The problem = Produce an exact copy of all the data below, dropping every image.

Dataset records =
__________________________________________________

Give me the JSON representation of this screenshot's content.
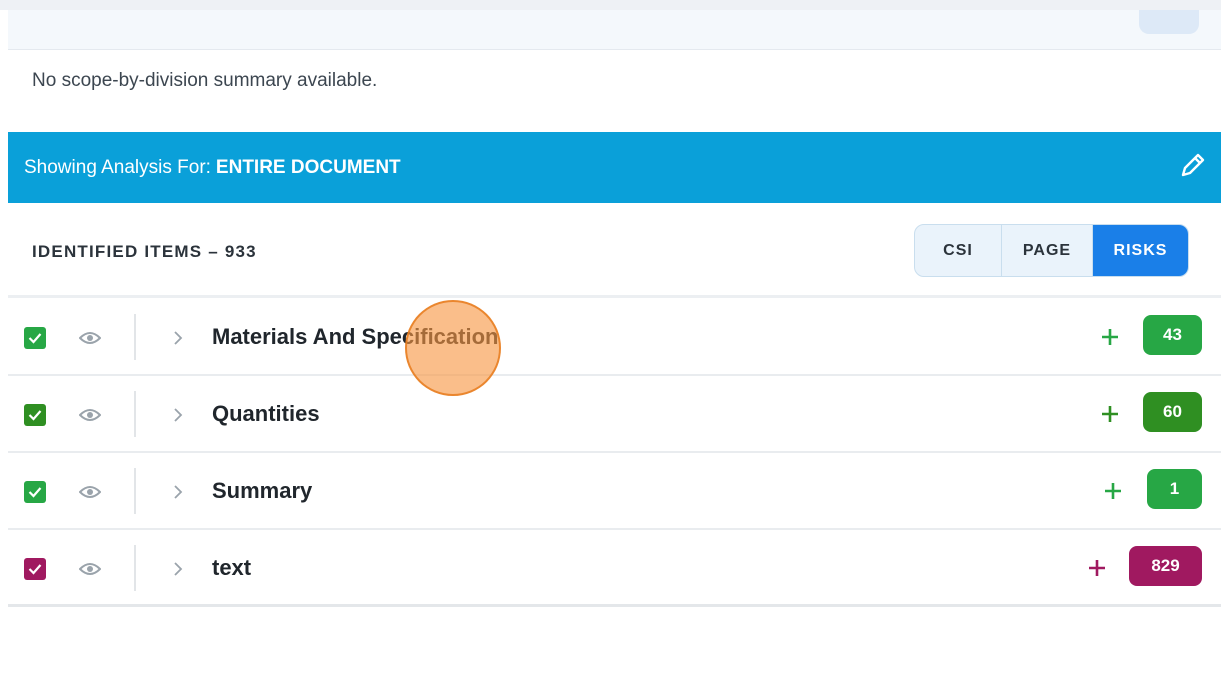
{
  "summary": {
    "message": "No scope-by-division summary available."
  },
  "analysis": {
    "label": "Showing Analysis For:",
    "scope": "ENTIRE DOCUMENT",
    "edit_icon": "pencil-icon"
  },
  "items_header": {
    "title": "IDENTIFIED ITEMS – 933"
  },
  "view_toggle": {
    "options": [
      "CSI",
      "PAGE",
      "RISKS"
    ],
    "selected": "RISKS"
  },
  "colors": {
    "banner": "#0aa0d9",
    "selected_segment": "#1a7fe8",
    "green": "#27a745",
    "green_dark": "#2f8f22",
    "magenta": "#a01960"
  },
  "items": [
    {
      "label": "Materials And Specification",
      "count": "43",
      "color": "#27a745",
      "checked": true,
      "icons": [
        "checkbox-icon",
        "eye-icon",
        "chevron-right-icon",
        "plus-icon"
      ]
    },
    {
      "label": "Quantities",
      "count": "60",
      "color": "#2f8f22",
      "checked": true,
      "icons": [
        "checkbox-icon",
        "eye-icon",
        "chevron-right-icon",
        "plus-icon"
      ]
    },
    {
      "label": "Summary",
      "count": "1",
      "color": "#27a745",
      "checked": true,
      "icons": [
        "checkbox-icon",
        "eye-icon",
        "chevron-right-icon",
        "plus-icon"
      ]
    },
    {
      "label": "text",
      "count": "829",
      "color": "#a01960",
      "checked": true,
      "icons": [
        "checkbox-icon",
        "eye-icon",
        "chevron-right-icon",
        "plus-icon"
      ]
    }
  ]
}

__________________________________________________

Reply =
Give me the JSON representation of this screenshot's content.
{
  "summary": {
    "message": "No scope-by-division summary available."
  },
  "analysis": {
    "label": "Showing Analysis For:",
    "scope": "ENTIRE DOCUMENT",
    "edit_icon": "pencil-icon"
  },
  "items_header": {
    "title": "IDENTIFIED ITEMS – 933"
  },
  "view_toggle": {
    "options": [
      "CSI",
      "PAGE",
      "RISKS"
    ],
    "selected": "RISKS"
  },
  "colors": {
    "banner": "#0aa0d9",
    "selected_segment": "#1a7fe8",
    "green": "#27a745",
    "green_dark": "#2f8f22",
    "magenta": "#a01960"
  },
  "items": [
    {
      "label": "Materials And Specification",
      "count": "43",
      "color": "#27a745",
      "checked": true,
      "icons": [
        "checkbox-icon",
        "eye-icon",
        "chevron-right-icon",
        "plus-icon"
      ]
    },
    {
      "label": "Quantities",
      "count": "60",
      "color": "#2f8f22",
      "checked": true,
      "icons": [
        "checkbox-icon",
        "eye-icon",
        "chevron-right-icon",
        "plus-icon"
      ]
    },
    {
      "label": "Summary",
      "count": "1",
      "color": "#27a745",
      "checked": true,
      "icons": [
        "checkbox-icon",
        "eye-icon",
        "chevron-right-icon",
        "plus-icon"
      ]
    },
    {
      "label": "text",
      "count": "829",
      "color": "#a01960",
      "checked": true,
      "icons": [
        "checkbox-icon",
        "eye-icon",
        "chevron-right-icon",
        "plus-icon"
      ]
    }
  ]
}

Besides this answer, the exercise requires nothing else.